• [What is expected]: The answer should contain all of the data, retyped without any alteration.
****************************************
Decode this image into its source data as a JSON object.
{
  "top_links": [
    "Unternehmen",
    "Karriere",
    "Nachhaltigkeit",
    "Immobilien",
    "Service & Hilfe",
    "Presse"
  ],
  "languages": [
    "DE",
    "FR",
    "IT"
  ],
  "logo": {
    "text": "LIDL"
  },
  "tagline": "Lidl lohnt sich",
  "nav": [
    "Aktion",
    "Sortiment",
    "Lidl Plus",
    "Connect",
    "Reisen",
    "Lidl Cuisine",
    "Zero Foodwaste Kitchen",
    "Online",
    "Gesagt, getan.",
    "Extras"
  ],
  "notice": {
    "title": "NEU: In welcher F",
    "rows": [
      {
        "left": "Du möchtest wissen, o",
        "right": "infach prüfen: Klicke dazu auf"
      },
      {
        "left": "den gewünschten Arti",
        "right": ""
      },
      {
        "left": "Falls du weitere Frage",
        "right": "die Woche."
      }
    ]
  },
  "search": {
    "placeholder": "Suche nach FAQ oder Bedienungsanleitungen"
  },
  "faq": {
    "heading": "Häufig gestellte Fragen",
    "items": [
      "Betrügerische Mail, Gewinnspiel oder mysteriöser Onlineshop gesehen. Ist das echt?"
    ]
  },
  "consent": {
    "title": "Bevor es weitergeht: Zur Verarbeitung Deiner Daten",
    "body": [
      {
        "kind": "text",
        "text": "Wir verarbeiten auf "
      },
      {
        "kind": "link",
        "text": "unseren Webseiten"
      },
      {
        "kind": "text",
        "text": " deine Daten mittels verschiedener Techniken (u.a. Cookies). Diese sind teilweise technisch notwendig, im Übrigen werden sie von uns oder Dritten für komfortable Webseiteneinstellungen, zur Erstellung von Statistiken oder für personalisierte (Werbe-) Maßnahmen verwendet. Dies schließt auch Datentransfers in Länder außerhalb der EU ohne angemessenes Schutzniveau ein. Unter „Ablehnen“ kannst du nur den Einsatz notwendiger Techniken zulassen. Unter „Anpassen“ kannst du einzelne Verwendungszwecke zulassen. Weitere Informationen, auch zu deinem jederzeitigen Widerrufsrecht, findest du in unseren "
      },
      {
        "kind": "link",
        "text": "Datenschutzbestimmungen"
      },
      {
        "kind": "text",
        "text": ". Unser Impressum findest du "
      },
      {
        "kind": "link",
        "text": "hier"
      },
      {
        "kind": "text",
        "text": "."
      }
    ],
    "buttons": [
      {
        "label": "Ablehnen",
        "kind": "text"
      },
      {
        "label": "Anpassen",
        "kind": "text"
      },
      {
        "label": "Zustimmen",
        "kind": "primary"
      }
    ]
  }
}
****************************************
• [Reply]:
Decode this image into its source data as a JSON object.
{
  "top_links": [
    "Unternehmen",
    "Karriere",
    "Nachhaltigkeit",
    "Immobilien",
    "Service & Hilfe",
    "Presse"
  ],
  "languages": [
    "DE",
    "FR",
    "IT"
  ],
  "logo": {
    "text": "LIDL"
  },
  "tagline": "Lidl lohnt sich",
  "nav": [
    "Aktion",
    "Sortiment",
    "Lidl Plus",
    "Connect",
    "Reisen",
    "Lidl Cuisine",
    "Zero Foodwaste Kitchen",
    "Online",
    "Gesagt, getan.",
    "Extras"
  ],
  "notice": {
    "title": "NEU: In welcher F",
    "rows": [
      {
        "left": "Du möchtest wissen, o",
        "right": "infach prüfen: Klicke dazu auf"
      },
      {
        "left": "den gewünschten Arti",
        "right": ""
      },
      {
        "left": "Falls du weitere Frage",
        "right": "die Woche."
      }
    ]
  },
  "search": {
    "placeholder": "Suche nach FAQ oder Bedienungsanleitungen"
  },
  "faq": {
    "heading": "Häufig gestellte Fragen",
    "items": [
      "Betrügerische Mail, Gewinnspiel oder mysteriöser Onlineshop gesehen. Ist das echt?"
    ]
  },
  "consent": {
    "title": "Bevor es weitergeht: Zur Verarbeitung Deiner Daten",
    "body": [
      {
        "kind": "text",
        "text": "Wir verarbeiten auf "
      },
      {
        "kind": "link",
        "text": "unseren Webseiten"
      },
      {
        "kind": "text",
        "text": " deine Daten mittels verschiedener Techniken (u.a. Cookies). Diese sind teilweise technisch notwendig, im Übrigen werden sie von uns oder Dritten für komfortable Webseiteneinstellungen, zur Erstellung von Statistiken oder für personalisierte (Werbe-) Maßnahmen verwendet. Dies schließt auch Datentransfers in Länder außerhalb der EU ohne angemessenes Schutzniveau ein. Unter „Ablehnen“ kannst du nur den Einsatz notwendiger Techniken zulassen. Unter „Anpassen“ kannst du einzelne Verwendungszwecke zulassen. Weitere Informationen, auch zu deinem jederzeitigen Widerrufsrecht, findest du in unseren "
      },
      {
        "kind": "link",
        "text": "Datenschutzbestimmungen"
      },
      {
        "kind": "text",
        "text": ". Unser Impressum findest du "
      },
      {
        "kind": "link",
        "text": "hier"
      },
      {
        "kind": "text",
        "text": "."
      }
    ],
    "buttons": [
      {
        "label": "Ablehnen",
        "kind": "text"
      },
      {
        "label": "Anpassen",
        "kind": "text"
      },
      {
        "label": "Zustimmen",
        "kind": "primary"
      }
    ]
  }
}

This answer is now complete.